If you've been keeping up, you know I help out with Route 56 (a 5th and 6th grade transitional ministry) at my church. My wonderful boyfriend teaches and it's honestly pretty high up there on my list of favorite things to do to hang out with crazy awkward kids and hear his wisdom and teaching every week. Recently, we started a series on Jonah (to mirror the Jonah series in "big church" that their parents are hearing). It's been awesome so far and you should totally check out JD's wisdom on the book and listen to the sermons.
Starting the series, I recollected on my Sunday School days, remembering felt boards with Jonah in a whale, running from God, and then turning back to God to happily witness to the people of Nineveh. I was surprised by my own flawed memory of the story, however. Maybe I was never taught it correctly, or maybe I remembered it incorrectly - either way, I had some details wrong, specifically regarding the sailors, Jonah's time in the belly of the big fish, and how Jonah really felt about the Ninevites. All that to say, I didn't have the story 100% correct going into this series.
That being said, I was floored by the way our 5th and 6th graders responded when they heard we were learning about Jonah.

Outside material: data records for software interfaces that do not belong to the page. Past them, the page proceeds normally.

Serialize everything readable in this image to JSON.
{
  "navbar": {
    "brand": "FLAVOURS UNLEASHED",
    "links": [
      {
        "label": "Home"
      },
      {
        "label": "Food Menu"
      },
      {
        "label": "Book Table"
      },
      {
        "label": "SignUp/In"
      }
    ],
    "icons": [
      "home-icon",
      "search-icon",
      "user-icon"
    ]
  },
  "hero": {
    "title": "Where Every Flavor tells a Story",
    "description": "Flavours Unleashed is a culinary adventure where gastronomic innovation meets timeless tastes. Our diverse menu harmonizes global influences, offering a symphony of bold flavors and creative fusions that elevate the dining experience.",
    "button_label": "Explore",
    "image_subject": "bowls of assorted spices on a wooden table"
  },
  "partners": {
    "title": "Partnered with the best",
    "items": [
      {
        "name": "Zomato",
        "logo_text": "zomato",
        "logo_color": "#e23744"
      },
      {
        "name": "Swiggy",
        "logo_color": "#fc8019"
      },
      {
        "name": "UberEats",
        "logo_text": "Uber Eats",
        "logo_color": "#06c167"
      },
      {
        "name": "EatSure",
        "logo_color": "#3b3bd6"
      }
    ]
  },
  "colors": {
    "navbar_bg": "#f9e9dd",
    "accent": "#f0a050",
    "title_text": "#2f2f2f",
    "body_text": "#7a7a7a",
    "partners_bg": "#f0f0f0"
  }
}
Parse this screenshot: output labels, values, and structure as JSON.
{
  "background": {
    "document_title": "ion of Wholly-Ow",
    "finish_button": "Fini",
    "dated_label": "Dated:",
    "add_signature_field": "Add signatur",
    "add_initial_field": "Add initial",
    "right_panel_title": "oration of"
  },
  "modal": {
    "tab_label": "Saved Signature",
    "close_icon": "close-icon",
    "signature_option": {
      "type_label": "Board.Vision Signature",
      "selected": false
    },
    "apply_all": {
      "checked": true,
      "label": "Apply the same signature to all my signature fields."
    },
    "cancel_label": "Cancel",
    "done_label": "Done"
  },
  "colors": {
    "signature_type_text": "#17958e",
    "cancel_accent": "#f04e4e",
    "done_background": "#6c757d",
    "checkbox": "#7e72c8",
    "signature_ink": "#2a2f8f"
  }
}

Let's just say nearly all of them had seen the Veggie Tales version of the story. Not only had they seen it, but when we asked them details about the story, they regurgitated facts like "Jonah was just a veggie" and "The Ninevites were mean people because they slapped each other with fish all the time." Wait. What? Yes. Those are direct quotes. And they were eerily stated with Biblical weight. They genuinely thought that was true! Nowhere in the Bible are those things stated. Yes, for sure we know that the Ninevites were crazy mean people, but slapping people with fish? Really?
Some of the students were particularly curious about what Jonah did while he was in the belly of the big fish. "How did he eat?" "Did it smell bad?" "Was he actually in the stomach?" "Did he, like, eat the other fish that the bigger fish had already eaten?" "How could he even see because it would've been dark?" (The questions 5th & 6th graders can come up with really are quite astonishing.) Finally one student put everyone's questions to rest by stating, in Veggie Tale style, that Jonah saw because there were angels in the belly of the fish, which made it light, and he ate from the ship that the big fish had previously eaten.
Okay, I'm not blaming the kids for remembering crazy things from the only source they know about Jonah. I'm not necessarily blaming the parents either. I mean they probably gave the babysitter instructions to let the kids watch it while they went out for date night. Totally understandable. I've thought about a few years down the road when I have kids, would I rather them watch an outlandish Barbie movie about fairies or Veggie Tales? Probs the latter.
So, here's my beef: kids are detail-oriented. They don't remember the big picture or the general message from something. Our 5th and 6th graders can't recall the lesson we learned two weeks ago, but they can remember the obscure nickname they gave a student in the middle of August. So when kids watch things like Veggie Tales, they remember small details that are seemingly harmless, not the general Bible story. Also, kids have a hard time distinguishing fiction from reality. It would seem logical that a child would understand that Jonah didn't choose being a veggie for his occupation, but when asked what Jonah did, all they can remember is that he was "just a veggie." Personally, some of my friends who grew up watching Veggie Tales still to this day, as college students, have a hard time remembering if details of the Bible stories they watched were fact or fiction.
Real talk: I think Veggie Tales is super clever and catchy. Let's be real, the songs are awesome. And I'm still undecided on if I'll let my kids watch them or not. If kids are allowed to watch Veggie Tales (and other Biblically based things), they need to be told what the Bible actually says about what they're viewing. Kids aren't going to remember that Jonah angrily fled God's presence and that God pursued him, which is a huge display of the Gospel. They are going to remember details which may or may not be in line with Scripture. Students need to be set straight on Biblical details so that they can later form solid theology fully based on Scripture.